#### [WHAT YOU ARE ASKED TO DO]
Across the records below, how many lines include the string "Returns"? Respond with the number only.

BEGIN RECORDS FOR THIS TASK

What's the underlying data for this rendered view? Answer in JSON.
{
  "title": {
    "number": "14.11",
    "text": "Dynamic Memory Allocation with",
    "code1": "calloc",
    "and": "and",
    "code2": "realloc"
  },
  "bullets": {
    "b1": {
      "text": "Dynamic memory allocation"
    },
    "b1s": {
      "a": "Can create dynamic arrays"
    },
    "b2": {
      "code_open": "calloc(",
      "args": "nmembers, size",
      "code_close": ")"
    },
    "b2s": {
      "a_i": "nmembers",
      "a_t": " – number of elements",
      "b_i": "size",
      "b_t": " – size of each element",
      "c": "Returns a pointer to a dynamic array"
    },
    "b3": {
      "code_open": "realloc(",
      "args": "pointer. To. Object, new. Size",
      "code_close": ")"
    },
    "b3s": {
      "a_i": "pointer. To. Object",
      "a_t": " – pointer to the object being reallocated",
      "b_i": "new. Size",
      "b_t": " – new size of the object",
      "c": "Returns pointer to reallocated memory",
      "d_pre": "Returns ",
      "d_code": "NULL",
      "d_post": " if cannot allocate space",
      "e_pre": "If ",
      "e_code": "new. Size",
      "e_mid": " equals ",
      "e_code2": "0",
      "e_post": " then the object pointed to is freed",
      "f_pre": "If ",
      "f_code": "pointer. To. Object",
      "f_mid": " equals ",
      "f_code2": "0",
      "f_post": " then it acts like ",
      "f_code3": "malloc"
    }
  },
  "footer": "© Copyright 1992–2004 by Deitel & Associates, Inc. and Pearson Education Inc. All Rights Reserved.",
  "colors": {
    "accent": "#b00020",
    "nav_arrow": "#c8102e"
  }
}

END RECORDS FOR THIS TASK

#### [WORKED SOLUTION]
3